Data section:
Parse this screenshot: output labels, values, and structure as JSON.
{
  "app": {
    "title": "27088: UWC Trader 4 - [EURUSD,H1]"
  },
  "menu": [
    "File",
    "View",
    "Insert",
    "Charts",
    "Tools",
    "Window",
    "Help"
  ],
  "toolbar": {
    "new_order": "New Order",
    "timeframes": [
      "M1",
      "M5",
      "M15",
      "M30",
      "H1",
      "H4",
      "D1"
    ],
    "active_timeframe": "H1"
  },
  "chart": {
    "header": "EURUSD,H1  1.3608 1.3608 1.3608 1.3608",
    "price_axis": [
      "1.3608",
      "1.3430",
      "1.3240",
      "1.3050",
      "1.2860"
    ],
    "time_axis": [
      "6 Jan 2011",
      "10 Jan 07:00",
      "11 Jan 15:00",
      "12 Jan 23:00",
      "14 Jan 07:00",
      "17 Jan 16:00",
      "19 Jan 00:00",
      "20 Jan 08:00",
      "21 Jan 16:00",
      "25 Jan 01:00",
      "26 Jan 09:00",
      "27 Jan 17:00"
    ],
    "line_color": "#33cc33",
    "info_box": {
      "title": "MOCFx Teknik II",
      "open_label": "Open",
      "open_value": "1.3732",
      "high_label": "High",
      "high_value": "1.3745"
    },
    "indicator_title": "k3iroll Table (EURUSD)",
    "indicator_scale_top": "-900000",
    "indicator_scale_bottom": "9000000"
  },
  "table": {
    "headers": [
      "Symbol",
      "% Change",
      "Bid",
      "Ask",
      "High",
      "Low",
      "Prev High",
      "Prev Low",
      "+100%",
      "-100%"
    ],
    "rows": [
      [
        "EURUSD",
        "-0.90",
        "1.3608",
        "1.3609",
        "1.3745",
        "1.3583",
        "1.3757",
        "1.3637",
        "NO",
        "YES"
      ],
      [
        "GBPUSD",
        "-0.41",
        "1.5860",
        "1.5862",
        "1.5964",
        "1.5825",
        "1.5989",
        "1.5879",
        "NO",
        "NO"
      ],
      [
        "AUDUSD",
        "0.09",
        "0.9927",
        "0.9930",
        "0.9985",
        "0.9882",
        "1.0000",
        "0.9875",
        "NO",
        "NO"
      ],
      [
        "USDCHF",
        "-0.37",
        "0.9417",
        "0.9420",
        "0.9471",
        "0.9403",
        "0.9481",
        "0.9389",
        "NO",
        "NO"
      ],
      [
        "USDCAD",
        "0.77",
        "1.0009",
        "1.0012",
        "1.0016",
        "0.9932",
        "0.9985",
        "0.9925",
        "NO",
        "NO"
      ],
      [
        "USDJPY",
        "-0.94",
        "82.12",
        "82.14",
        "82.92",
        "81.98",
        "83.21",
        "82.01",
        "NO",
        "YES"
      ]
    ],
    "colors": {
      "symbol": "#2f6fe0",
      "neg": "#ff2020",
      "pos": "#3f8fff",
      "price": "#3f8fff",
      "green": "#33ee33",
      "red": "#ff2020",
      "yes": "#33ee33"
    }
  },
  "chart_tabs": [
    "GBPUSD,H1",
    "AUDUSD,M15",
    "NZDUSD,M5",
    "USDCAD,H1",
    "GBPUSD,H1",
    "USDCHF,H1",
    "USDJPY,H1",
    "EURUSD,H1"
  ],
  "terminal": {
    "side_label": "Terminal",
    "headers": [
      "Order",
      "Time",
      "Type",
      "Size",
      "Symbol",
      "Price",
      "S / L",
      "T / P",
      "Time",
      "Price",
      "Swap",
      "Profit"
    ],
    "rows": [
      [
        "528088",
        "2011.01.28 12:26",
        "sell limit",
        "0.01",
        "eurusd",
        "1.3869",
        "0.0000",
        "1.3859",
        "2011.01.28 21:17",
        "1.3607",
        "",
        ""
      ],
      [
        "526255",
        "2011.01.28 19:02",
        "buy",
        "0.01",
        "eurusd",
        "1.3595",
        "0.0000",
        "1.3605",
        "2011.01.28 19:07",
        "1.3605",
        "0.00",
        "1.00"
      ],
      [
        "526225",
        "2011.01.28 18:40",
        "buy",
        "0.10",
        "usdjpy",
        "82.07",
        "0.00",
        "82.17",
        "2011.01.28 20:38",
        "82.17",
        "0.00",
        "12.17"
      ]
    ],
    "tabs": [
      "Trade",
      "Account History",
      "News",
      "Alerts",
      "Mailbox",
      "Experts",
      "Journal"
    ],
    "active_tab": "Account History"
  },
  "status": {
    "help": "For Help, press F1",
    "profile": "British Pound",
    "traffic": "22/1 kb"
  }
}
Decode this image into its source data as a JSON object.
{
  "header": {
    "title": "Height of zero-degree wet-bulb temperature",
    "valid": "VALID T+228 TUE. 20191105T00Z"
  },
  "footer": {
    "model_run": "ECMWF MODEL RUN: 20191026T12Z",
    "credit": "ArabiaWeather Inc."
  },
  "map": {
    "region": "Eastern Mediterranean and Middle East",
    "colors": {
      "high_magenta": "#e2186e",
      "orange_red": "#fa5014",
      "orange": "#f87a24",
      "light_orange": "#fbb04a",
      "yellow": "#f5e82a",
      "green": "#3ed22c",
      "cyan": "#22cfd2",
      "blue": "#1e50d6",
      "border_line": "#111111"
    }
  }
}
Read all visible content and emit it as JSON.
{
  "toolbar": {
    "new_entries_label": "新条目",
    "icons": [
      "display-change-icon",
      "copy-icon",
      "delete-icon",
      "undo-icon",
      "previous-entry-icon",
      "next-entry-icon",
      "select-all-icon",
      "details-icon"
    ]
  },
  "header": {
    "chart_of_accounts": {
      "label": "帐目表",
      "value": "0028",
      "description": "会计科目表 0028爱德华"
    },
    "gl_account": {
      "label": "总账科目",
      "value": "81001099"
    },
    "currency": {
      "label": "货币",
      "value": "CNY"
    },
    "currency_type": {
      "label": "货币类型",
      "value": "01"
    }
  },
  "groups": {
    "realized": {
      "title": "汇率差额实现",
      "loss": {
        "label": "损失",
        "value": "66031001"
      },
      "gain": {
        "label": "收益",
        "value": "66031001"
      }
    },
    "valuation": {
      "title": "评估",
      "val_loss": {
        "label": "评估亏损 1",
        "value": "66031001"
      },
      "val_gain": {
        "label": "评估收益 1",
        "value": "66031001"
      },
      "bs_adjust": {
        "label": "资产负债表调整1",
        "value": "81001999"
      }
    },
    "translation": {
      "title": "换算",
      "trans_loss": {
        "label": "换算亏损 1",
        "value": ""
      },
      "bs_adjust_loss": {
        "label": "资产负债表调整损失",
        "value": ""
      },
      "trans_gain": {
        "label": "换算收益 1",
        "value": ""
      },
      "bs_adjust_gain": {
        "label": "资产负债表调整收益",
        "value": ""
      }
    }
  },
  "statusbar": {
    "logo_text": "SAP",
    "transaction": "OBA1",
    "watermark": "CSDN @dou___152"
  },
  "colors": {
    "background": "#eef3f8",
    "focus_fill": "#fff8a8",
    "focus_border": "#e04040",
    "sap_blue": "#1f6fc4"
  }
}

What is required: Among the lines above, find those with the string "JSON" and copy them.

Exercise solution:
Parse this screenshot: output labels, values, and structure as JSON.
Decode this image into its source data as a JSON object.
Read all visible content and emit it as JSON.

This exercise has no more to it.